▶ [BRIEF]:
For the word "JSON", count the lines of the data that include it and give only the total.

▶ [RECORDS PROVIDED]:
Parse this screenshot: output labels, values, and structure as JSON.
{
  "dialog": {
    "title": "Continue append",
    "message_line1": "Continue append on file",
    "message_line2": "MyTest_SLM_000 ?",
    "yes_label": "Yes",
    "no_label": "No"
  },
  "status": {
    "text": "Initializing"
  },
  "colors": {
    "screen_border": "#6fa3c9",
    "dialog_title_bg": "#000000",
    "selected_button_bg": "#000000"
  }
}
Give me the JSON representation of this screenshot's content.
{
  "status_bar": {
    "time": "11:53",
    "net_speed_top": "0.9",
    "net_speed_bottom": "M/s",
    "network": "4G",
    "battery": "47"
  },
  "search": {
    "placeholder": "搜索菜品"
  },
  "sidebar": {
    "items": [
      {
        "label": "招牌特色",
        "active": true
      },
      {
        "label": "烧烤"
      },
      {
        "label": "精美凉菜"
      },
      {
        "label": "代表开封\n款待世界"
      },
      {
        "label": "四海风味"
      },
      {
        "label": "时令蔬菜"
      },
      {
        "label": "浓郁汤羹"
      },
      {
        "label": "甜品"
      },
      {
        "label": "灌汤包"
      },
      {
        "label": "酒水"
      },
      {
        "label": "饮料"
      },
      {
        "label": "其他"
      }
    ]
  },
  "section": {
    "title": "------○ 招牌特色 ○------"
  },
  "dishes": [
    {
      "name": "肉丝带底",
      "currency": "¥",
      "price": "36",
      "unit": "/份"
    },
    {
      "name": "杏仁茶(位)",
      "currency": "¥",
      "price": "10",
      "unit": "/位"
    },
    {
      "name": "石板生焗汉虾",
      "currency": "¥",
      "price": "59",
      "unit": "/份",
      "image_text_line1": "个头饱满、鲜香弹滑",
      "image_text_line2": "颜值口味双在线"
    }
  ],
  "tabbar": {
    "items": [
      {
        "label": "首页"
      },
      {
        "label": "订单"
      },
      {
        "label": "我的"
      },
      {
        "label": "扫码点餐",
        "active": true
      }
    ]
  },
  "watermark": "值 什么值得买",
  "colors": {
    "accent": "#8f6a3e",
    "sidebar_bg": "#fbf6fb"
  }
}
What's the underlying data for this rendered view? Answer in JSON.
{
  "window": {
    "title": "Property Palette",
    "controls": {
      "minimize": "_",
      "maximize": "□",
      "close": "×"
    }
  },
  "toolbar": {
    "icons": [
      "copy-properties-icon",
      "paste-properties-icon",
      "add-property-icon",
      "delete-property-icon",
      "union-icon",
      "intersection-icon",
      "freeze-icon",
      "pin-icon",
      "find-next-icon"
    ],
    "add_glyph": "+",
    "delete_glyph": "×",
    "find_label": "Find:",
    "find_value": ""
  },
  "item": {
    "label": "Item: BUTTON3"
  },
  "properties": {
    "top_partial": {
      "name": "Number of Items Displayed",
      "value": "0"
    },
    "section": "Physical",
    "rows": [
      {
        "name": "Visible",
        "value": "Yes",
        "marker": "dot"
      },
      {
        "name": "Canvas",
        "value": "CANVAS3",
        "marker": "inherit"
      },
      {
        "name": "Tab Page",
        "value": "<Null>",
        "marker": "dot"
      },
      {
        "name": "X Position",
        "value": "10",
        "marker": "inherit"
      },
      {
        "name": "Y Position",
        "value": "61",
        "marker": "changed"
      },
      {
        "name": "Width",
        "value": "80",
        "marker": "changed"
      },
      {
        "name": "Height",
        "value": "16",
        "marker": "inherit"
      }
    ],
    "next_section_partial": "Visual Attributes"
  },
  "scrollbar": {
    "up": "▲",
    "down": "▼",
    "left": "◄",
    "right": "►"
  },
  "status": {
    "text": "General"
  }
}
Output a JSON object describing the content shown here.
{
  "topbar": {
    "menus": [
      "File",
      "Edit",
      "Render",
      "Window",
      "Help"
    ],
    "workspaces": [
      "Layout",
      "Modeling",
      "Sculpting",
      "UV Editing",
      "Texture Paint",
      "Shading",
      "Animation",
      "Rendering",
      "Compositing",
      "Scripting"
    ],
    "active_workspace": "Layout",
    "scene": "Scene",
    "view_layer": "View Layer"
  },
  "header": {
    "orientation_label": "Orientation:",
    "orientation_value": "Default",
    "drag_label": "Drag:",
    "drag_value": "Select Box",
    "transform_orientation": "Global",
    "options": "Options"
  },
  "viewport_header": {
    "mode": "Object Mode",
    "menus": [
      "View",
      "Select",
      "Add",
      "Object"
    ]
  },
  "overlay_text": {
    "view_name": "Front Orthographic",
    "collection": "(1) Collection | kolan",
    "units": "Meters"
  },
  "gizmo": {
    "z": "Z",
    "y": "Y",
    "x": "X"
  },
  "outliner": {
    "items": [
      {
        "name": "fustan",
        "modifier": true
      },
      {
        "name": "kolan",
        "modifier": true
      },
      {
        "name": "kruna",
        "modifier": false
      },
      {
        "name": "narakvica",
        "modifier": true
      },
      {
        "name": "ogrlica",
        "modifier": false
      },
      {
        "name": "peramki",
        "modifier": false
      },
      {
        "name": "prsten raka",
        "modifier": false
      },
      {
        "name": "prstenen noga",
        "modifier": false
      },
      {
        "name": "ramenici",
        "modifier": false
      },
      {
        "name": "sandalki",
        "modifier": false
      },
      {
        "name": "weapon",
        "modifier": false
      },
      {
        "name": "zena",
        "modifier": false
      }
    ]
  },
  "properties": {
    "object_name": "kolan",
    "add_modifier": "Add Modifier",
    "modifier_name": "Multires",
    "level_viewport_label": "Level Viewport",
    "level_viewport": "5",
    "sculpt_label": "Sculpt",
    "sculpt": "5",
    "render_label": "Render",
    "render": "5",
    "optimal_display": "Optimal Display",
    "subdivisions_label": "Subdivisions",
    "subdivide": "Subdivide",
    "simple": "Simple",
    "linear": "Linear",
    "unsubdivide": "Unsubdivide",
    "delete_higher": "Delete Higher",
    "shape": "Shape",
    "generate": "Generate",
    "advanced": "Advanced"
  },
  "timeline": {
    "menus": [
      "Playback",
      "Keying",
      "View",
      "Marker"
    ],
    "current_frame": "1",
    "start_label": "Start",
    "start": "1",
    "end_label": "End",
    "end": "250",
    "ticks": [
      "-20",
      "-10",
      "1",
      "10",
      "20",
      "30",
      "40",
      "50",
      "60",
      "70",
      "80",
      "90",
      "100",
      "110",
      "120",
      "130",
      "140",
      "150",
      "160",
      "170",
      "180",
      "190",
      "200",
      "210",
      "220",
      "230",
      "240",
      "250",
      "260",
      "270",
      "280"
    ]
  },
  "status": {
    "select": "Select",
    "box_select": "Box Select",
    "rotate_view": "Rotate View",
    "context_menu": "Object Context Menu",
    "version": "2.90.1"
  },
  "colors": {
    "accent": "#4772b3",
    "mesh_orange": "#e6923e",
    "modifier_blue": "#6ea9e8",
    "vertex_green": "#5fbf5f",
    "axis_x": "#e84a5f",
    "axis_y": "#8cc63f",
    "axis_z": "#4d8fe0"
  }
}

▶ [THE ANSWER]:
4